--- Prompt ---
Some lines in the entries contain the word "title". Copy all of them.

Page and application data records
-------
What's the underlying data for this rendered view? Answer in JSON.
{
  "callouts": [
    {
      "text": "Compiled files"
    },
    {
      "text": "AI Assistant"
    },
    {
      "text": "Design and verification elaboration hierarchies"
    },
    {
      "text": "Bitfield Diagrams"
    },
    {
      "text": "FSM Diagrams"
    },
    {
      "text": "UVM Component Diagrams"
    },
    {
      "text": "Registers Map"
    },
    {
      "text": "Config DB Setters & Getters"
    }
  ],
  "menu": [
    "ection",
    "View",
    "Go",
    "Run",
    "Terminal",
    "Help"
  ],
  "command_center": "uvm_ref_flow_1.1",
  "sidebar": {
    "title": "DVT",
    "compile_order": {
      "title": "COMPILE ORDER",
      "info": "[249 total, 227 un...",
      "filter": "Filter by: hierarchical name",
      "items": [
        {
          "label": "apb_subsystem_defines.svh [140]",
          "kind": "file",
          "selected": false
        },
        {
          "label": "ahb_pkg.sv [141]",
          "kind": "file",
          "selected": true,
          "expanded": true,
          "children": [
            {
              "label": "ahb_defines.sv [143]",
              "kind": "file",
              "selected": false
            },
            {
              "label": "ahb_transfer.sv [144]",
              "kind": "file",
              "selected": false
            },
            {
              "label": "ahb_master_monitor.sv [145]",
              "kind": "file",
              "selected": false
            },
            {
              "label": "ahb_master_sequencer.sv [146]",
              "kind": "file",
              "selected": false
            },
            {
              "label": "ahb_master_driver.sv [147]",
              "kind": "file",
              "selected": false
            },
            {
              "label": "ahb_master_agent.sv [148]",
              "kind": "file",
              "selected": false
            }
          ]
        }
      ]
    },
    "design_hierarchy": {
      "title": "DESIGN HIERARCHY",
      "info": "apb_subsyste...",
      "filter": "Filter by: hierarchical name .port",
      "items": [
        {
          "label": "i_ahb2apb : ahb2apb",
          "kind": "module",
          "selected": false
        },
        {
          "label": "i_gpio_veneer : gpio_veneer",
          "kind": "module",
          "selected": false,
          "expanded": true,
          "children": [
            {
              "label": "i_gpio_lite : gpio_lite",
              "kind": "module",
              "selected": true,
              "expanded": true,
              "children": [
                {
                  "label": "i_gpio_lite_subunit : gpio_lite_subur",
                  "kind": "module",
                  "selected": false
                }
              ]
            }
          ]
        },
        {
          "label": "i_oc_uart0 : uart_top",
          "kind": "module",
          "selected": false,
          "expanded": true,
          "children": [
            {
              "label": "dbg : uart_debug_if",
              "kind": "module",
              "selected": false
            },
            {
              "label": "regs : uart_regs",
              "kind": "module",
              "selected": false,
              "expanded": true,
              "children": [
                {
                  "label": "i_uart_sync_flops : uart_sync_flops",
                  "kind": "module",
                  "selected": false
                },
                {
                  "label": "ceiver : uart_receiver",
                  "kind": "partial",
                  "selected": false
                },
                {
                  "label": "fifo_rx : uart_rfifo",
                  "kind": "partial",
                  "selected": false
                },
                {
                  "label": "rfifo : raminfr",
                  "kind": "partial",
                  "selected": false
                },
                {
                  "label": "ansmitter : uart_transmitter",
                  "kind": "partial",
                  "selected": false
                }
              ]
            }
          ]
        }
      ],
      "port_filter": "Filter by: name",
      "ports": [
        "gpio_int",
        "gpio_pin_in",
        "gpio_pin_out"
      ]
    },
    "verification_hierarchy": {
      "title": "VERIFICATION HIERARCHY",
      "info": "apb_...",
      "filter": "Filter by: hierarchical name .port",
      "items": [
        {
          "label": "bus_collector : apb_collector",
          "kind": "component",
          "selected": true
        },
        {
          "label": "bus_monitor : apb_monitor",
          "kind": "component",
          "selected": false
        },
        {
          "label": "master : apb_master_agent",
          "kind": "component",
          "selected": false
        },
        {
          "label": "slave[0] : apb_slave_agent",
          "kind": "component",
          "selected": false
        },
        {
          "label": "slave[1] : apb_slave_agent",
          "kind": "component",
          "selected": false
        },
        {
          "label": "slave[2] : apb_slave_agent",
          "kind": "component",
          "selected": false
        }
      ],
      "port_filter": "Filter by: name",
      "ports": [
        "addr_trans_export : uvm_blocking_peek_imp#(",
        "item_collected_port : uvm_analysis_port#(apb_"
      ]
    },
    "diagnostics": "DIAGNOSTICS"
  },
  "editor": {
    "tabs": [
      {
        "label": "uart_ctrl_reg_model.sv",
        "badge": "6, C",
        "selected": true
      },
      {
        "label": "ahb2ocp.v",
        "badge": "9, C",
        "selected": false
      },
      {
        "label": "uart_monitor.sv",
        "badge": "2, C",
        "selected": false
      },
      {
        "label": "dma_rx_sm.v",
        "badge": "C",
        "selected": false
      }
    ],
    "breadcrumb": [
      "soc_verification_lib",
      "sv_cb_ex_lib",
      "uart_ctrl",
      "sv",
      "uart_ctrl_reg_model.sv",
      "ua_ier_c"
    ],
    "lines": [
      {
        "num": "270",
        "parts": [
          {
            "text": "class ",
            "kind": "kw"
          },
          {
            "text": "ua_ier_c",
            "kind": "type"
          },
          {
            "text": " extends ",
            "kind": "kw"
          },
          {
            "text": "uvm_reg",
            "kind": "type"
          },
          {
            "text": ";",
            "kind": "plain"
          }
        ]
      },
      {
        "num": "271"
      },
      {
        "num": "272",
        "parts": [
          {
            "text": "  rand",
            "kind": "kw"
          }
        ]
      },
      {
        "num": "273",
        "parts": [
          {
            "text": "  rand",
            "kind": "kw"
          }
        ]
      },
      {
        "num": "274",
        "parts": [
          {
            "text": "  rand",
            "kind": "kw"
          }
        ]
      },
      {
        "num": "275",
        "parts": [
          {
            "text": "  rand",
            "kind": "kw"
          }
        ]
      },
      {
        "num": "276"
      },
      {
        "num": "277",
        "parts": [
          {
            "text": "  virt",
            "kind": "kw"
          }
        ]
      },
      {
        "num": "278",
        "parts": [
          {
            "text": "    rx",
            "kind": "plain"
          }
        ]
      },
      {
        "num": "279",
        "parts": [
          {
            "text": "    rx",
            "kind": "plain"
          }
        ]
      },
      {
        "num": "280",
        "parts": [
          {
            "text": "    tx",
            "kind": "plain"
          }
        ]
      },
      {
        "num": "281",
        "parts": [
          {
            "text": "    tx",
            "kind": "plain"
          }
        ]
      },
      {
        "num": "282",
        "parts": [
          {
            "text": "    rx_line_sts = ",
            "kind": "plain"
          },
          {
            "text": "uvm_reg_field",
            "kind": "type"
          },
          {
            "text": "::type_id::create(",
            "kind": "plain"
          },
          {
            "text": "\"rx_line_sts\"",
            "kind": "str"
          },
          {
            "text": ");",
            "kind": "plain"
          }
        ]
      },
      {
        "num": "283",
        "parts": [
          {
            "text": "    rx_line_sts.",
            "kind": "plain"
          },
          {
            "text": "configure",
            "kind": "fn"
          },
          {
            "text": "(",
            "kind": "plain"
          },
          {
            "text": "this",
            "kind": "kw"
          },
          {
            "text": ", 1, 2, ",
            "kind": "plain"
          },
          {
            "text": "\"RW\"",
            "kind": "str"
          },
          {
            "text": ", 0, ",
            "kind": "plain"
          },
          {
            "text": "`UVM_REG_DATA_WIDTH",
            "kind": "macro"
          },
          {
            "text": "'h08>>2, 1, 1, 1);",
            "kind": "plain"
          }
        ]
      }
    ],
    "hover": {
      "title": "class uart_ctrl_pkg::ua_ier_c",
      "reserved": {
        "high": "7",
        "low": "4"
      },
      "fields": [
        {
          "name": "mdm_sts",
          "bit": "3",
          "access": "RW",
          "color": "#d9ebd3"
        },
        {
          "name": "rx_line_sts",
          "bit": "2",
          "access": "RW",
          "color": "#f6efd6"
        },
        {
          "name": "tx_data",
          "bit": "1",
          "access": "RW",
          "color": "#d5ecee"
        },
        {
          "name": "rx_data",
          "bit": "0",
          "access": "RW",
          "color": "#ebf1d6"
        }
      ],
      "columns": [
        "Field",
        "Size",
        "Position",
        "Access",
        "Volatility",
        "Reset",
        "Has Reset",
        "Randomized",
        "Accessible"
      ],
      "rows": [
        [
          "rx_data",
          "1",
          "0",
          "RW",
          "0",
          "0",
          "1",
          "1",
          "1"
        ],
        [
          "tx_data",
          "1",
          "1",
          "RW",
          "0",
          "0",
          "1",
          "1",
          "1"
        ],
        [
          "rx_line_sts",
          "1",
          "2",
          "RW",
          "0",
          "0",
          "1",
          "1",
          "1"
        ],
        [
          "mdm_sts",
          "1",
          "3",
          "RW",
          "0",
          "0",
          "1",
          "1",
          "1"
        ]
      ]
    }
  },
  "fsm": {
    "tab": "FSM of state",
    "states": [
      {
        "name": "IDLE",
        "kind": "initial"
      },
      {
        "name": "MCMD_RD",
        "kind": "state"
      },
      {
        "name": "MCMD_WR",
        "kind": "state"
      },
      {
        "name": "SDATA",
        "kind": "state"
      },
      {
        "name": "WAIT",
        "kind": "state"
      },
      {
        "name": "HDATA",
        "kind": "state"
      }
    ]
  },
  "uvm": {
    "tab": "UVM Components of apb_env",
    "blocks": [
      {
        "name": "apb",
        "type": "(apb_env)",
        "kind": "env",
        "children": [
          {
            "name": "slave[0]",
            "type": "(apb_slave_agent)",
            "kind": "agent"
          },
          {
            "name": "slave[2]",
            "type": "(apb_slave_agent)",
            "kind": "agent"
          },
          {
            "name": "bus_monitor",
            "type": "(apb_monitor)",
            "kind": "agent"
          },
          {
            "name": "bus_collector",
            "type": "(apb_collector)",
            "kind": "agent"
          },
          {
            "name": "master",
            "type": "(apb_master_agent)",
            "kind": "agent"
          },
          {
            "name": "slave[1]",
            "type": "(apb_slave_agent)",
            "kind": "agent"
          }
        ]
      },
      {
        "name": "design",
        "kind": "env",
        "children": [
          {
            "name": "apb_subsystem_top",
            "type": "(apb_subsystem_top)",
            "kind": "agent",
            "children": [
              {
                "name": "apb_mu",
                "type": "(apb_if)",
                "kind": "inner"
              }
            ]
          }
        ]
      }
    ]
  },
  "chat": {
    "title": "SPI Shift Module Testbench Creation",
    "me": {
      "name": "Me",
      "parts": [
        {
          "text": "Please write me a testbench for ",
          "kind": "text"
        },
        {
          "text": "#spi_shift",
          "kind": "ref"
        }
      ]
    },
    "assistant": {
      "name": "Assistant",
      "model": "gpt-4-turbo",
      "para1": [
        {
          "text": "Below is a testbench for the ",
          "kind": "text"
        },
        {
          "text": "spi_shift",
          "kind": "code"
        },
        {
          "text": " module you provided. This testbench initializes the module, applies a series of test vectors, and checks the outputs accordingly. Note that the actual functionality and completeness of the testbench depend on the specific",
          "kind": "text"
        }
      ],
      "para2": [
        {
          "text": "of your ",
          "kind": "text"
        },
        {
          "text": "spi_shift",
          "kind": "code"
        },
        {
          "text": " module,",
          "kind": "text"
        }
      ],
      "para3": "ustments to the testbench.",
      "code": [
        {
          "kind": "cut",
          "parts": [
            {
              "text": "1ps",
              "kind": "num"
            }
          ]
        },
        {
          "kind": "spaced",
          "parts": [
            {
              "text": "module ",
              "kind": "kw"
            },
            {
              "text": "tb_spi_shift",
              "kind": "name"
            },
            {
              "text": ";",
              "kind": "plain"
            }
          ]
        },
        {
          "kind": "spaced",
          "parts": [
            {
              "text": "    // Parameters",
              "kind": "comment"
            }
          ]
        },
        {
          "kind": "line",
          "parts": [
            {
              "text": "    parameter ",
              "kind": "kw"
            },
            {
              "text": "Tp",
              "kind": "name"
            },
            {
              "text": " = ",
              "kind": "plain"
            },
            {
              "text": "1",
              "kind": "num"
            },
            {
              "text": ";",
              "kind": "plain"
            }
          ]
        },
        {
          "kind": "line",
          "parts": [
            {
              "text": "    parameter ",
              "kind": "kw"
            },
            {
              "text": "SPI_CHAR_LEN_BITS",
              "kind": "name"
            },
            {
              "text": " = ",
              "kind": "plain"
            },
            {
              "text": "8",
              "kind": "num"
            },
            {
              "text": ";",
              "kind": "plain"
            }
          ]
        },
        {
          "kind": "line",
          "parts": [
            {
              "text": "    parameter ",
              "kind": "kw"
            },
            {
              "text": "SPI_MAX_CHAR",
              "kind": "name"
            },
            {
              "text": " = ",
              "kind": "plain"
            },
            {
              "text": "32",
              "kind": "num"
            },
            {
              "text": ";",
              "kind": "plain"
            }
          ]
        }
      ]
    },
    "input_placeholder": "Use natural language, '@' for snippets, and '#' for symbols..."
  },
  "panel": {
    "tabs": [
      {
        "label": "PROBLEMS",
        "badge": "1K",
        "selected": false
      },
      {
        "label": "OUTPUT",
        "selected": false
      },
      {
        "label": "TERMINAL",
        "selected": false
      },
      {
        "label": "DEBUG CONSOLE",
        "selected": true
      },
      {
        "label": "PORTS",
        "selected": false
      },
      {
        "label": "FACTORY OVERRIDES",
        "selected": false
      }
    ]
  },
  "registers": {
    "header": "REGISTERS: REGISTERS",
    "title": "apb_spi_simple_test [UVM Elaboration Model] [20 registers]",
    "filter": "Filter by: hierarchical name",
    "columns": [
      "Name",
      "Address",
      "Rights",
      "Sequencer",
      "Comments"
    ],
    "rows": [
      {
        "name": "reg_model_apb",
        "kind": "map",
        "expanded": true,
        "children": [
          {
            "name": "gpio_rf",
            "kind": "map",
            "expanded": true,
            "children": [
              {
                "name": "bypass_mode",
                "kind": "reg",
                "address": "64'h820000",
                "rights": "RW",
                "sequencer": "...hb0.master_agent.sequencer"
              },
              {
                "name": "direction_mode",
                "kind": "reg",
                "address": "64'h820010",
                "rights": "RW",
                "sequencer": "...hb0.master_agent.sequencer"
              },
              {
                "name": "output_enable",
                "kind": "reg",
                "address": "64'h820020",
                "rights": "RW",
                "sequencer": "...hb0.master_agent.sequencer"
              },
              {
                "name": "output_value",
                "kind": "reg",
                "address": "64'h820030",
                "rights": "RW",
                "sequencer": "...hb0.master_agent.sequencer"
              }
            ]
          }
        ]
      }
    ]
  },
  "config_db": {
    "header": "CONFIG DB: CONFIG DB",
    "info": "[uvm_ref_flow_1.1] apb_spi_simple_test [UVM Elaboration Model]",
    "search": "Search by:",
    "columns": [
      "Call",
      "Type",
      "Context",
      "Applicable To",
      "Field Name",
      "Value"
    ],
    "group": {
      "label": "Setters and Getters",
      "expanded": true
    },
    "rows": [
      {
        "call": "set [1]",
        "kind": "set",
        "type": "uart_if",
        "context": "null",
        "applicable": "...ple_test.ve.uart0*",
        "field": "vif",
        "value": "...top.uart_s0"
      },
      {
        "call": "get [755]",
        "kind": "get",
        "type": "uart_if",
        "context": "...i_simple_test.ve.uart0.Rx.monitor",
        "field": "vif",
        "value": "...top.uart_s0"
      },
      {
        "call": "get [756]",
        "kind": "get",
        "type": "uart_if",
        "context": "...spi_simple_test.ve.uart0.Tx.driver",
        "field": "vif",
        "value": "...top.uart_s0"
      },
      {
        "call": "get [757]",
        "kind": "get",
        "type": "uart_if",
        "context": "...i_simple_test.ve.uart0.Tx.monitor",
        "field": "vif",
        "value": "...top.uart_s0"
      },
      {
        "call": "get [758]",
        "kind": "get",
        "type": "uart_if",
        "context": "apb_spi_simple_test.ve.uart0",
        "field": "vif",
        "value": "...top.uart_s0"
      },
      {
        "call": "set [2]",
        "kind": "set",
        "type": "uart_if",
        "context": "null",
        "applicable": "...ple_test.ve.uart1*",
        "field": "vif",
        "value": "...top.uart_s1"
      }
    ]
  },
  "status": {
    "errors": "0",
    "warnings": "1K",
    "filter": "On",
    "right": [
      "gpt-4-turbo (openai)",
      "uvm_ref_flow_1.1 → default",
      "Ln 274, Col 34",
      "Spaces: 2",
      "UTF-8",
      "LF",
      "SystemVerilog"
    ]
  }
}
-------
--- Task output ---
    "title": "DVT",
      "title": "COMPILE ORDER",
      "title": "DESIGN HIERARCHY",
      "title": "VERIFICATION HIERARCHY",
      "title": "class uart_ctrl_pkg::ua_ier_c",
    "title": "SPI Shift Module Testbench Creation",
    "title": "apb_spi_simple_test [UVM Elaboration Model] [20 registers]",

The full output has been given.